Displaced means one thing was moved when something else forcibly took its place. Bob probably misplaced his wallet, which will be lost until he remembers where he put it.

3. She follows a strict training regiment so she’ll be ready for the marathon in August. 

A regiment is a combination of military battalions. A regimen is a systematic plan.

4. The mail delivery riled up the dog every morning, but delivery trucks didn’t phase him.

A phase is an aspect or stage. To faze is to embarrass or disturb.

5. The consultant was able to keep an objectionable point of view since the decision wouldn’t affect him either way.

Objectionable means disagreeable or offensive. Objective, in this case, would mean he was able to guard his perspective from personal bias.

Have you seen or heard any word choice blunders recently? Let us know in the comments below.

How to be smart in a world of dumb punctuation!!

red penBeing an editor comes with occupational hazards. Knowing that Sept. 24 is National Punctuation Day is one of them. It also means I have the overwhelming urge to correct errors in every sign, menu, invitation, postcard and email I receive.

Does Punctuation Rock Your World? If it doesn’t, it should. Here’s why: Punctuation creates order from chaos and makes sentences clear and easy to understand. In honor of National Punctuation Day, let’s look at some commonly abused punctuation:

The apostrophe

While I can dispel the rumor that a puppy dies with every misplaced apostrophe, the end of days gets closer when you don’t grasp the difference between “its” and “it’s.” “It’s” is short for “it is” or “it has,” so you need the apostrophe. If you mean something else, skip the apostrophe.

The comma

True or false: You know, really, that you need a lot of, well, you know, commas to make your, you know, point, right? False. Don’t use commas to set off essential words and phrases from the rest of a sentence. Essential words and phrases are important to the meaning of a sentence.

The exclamation point

Use it sparingly to express strong emotion or surprise. For example, you wouldn’t write, “Wow, the Earth just rotated on its axis!” It states the obvious.
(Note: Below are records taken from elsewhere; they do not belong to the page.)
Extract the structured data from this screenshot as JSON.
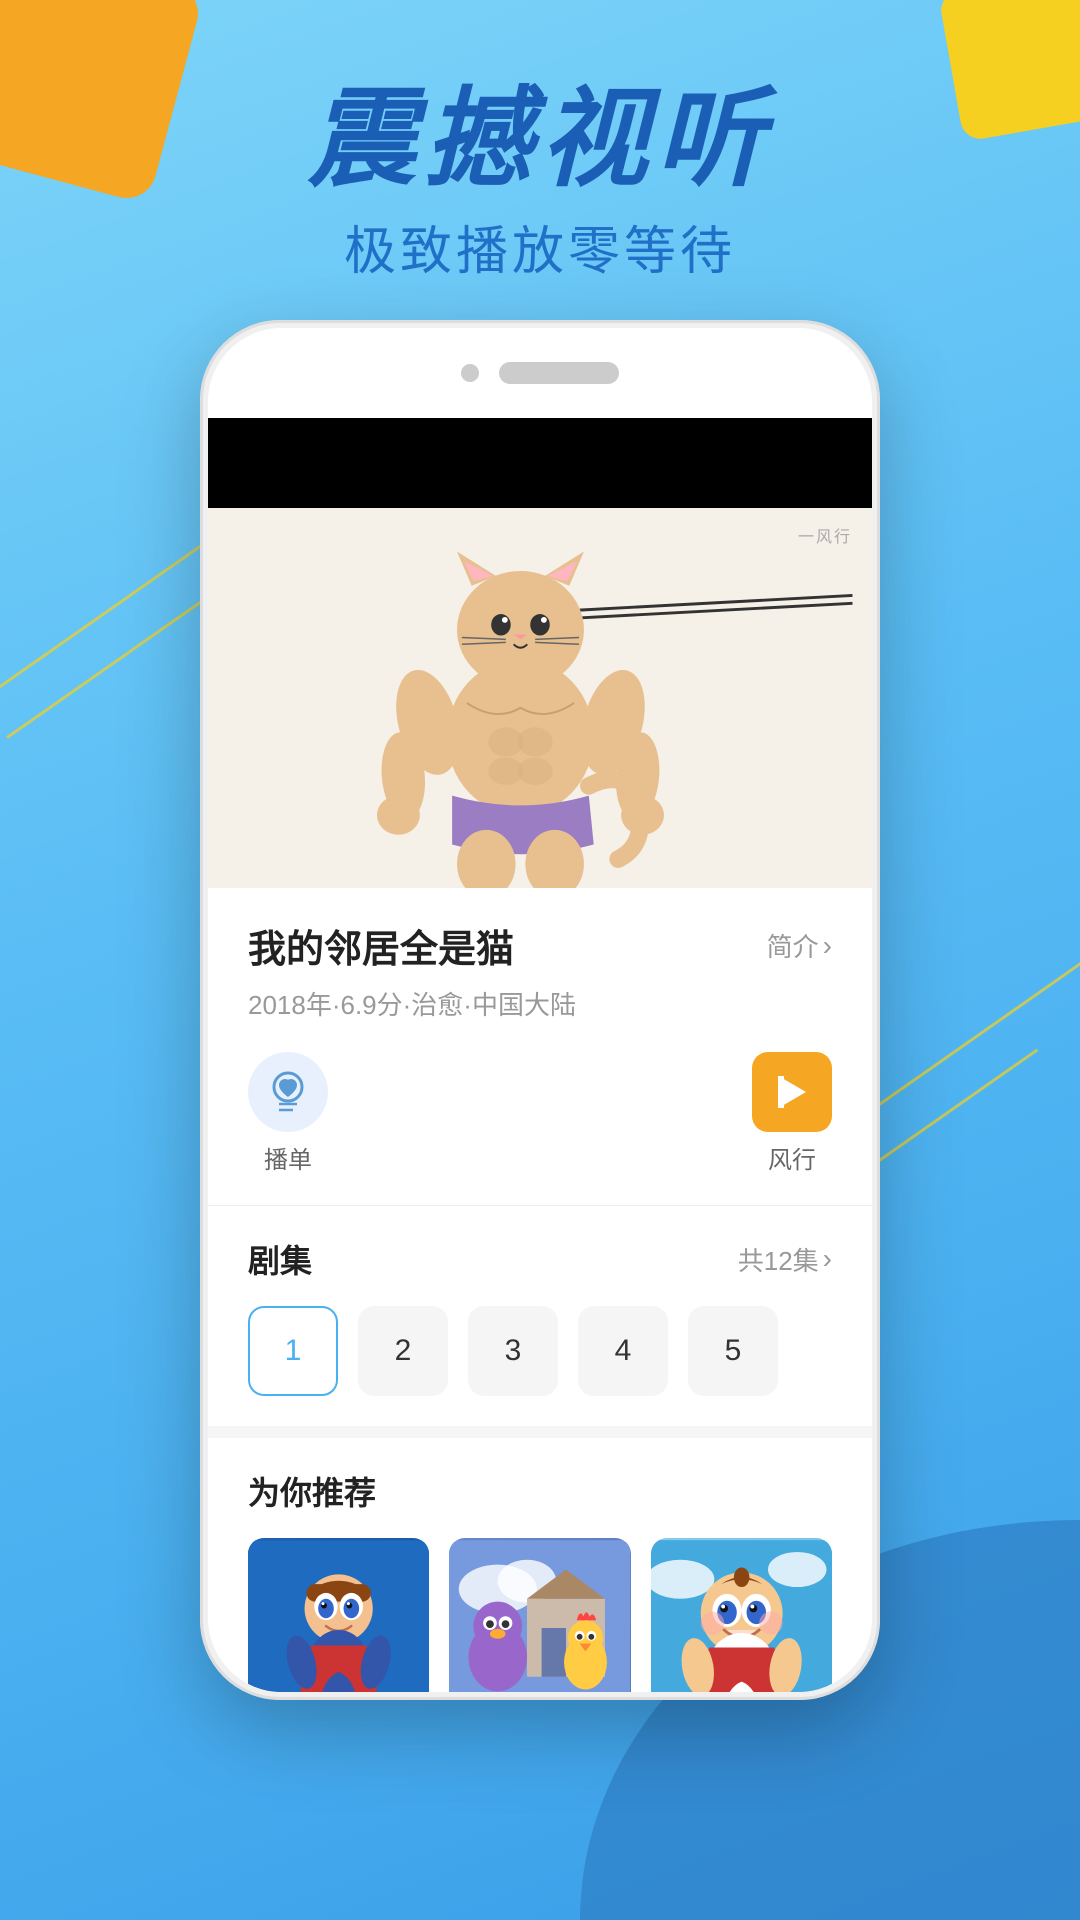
{
  "app": {
    "bg_color": "#5bbef5",
    "accent_color": "#f5a623",
    "hero_title": "震撼视听",
    "hero_subtitle": "极致播放零等待"
  },
  "phone": {
    "watermark": "一风行",
    "video_bg": "#f5f0e8"
  },
  "show": {
    "title": "我的邻居全是猫",
    "intro_label": "简介",
    "meta": "2018年·6.9分·治愈·中国大陆",
    "playlist_label": "播单",
    "fengxing_label": "风行",
    "episodes_section_title": "剧集",
    "episodes_total": "共12集",
    "episodes": [
      {
        "num": "1",
        "active": true
      },
      {
        "num": "2",
        "active": false
      },
      {
        "num": "3",
        "active": false
      },
      {
        "num": "4",
        "active": false
      },
      {
        "num": "5",
        "active": false
      }
    ],
    "recommend_title": "为你推荐",
    "recommend_items": [
      {
        "id": 1,
        "color_start": "#2d7fc4",
        "color_end": "#1a5fb5"
      },
      {
        "id": 2,
        "color_start": "#5b9bd5",
        "color_end": "#3a7abf"
      },
      {
        "id": 3,
        "color_start": "#7ec8f0",
        "color_end": "#5ab0e8"
      }
    ]
  },
  "icons": {
    "chevron_right": "›",
    "heart_icon": "♥",
    "playlist_symbol": "♫"
  }
}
On the other hand, you would write, “A werewolf just stole my car!”

Check out more tips about punctuation here. You can also learn about dashes here and parentheses here.

What are your punctuation pet peeves? Let us know in the comments below.

Keep it short and sweet

scissorsMarketers are certainly changing things up. Now, more than ever, they’re offering up-to-the-minute news and relevant information for their audiences. Why? Prospects and customers are on the hunt for thought leaders and the need is growing rapidly. Whether on social media, in publications or through blog posts, people want to know what’s happening today, what’s next and how they can achieve their goals quickly.

While demand for relevant content is on the rise, attention spans are shrinking. Be concise when sharing tips, industry news and other information. Studies show that people prefer a less-is-more approach for videos, podcasts, white papers and more.

MindTools.com offers these tips for brevity:

  •  Can you delete any adjectives or “filler” words? Eliminate words and phrases such as “for instance,” “you see,” “definitely,” “kind of,” “literally,” “basically” and “I mean.”
  • Are all the sentences necessary?
  • Have you repeated any points?

Whether you’re writing a blog post, shooting a video or working on a case study, stay focused on the message, prioritize information and summarize.

How do you get to the point quickly in your messaging? Share your tips in the comments below.

Contributing to the English language

Dictionary“If he or she makes more than $250,000 annually, then his or her refund is reduced by $2,100.”

You’ve no doubt read a sentence like this and wished our linguistic forefathers had used a little more linguistic foresight before creating such a cumbersome way to describe this well-compensated, gender-neutral person who’s now out a few thousand dollars.

Read more…